This statement was sent to me by Khaled Furani, professor of Anthropology at Tel Aviv University, a dear friend of mine and of the late Benjamin Hollander. Khaled is the author of the utterly brilliant Silencing the Sea: Secular Rhythms in Palestinian Poetry (Stanford University Press, 2012). In the words of Etel Adnan “Silencing the Sea is good news: It ironically speaks of the redemptive power of the human word, as fractured as it can be, as opposed to the Divine word’s overwhelming power. It engages the battle for secularism that Arab poets, in particular, are leading, as it is for them, and their societies, an existential and crucial issue.
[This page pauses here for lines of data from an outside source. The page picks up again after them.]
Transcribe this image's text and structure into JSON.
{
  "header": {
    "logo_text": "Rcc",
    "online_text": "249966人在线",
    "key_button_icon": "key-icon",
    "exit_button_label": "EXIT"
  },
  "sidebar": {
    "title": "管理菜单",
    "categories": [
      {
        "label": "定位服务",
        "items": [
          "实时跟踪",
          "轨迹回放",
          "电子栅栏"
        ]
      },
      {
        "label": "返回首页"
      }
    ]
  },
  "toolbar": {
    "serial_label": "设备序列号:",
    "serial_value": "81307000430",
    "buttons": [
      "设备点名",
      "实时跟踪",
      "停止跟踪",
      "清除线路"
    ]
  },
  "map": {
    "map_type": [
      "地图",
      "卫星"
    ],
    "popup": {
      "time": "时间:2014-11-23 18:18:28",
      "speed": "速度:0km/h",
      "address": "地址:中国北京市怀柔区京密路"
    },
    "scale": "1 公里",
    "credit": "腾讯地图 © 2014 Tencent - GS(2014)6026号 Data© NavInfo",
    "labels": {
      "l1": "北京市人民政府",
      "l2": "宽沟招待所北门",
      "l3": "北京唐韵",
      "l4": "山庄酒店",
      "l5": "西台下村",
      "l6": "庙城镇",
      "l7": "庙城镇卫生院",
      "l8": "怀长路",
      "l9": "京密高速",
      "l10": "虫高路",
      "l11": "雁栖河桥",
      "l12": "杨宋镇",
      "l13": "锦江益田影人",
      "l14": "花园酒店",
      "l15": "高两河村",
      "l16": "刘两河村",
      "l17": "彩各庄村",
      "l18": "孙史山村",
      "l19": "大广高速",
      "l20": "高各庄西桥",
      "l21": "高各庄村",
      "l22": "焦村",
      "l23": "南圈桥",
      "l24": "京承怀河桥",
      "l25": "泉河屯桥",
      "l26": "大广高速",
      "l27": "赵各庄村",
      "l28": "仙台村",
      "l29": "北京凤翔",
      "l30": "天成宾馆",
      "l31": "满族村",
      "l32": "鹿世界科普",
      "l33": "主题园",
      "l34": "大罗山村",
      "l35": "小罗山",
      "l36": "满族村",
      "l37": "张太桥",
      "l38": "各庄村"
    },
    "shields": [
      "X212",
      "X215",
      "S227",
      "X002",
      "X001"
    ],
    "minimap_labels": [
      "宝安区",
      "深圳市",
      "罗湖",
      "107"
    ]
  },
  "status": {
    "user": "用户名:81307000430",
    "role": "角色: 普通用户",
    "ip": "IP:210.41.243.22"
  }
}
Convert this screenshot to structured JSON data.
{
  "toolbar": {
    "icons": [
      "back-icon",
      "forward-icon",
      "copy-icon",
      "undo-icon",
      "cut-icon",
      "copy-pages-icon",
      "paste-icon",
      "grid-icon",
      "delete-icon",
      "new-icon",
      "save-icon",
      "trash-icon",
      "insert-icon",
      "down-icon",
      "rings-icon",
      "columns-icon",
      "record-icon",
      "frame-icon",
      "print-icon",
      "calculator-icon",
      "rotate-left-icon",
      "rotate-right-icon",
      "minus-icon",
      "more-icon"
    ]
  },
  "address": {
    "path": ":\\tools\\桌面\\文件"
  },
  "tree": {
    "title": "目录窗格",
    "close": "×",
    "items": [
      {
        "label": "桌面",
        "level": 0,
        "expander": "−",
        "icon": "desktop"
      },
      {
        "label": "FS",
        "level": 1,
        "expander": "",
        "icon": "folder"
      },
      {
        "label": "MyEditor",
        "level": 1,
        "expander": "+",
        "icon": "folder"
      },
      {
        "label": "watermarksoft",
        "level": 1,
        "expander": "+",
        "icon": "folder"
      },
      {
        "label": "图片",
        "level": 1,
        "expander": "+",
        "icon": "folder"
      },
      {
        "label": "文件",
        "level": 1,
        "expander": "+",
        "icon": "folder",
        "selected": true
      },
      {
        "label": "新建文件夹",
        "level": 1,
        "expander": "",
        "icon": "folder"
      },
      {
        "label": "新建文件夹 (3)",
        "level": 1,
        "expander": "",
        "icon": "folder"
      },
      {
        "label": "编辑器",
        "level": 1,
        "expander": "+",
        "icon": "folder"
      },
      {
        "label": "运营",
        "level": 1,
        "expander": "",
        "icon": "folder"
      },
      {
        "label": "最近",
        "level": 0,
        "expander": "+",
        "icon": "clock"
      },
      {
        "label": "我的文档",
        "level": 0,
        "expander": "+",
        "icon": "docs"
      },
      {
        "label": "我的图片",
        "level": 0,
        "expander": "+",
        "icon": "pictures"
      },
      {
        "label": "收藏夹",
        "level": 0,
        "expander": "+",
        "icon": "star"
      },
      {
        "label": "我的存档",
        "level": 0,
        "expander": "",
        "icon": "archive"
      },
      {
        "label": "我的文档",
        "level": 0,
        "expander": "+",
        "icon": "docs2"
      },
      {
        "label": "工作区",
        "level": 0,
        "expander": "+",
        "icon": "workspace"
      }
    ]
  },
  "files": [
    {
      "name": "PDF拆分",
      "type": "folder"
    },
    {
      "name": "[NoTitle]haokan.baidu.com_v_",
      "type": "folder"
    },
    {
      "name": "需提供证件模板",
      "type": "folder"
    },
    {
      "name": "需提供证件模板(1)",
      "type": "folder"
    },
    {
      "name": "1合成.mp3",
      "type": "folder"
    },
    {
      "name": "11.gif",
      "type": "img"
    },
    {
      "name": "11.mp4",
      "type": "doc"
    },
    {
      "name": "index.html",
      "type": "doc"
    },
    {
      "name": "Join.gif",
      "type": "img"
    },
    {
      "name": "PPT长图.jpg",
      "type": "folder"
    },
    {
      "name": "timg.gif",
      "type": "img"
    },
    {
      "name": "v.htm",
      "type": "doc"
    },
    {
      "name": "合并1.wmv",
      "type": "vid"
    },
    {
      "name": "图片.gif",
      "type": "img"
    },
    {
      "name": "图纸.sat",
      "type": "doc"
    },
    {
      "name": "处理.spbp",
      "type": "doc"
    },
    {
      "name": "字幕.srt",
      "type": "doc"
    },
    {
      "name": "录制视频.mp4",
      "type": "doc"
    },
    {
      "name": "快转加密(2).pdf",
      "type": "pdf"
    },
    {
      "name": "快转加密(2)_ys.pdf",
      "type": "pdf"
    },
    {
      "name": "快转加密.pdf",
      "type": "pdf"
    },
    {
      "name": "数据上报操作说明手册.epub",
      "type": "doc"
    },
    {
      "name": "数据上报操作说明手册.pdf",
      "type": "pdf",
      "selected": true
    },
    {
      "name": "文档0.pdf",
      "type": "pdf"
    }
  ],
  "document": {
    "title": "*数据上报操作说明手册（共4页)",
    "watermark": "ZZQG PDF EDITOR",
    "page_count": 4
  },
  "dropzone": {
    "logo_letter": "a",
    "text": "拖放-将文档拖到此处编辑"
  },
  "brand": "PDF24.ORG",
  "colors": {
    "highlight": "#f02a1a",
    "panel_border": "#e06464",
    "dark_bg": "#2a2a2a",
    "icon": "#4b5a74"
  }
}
Furani follows their meandering poems, and thoughts, through strengths and imperfections, while answering implicitly Hölderlin’s famous question: ‘What are poets for in these destitute times?’

Read the rest here.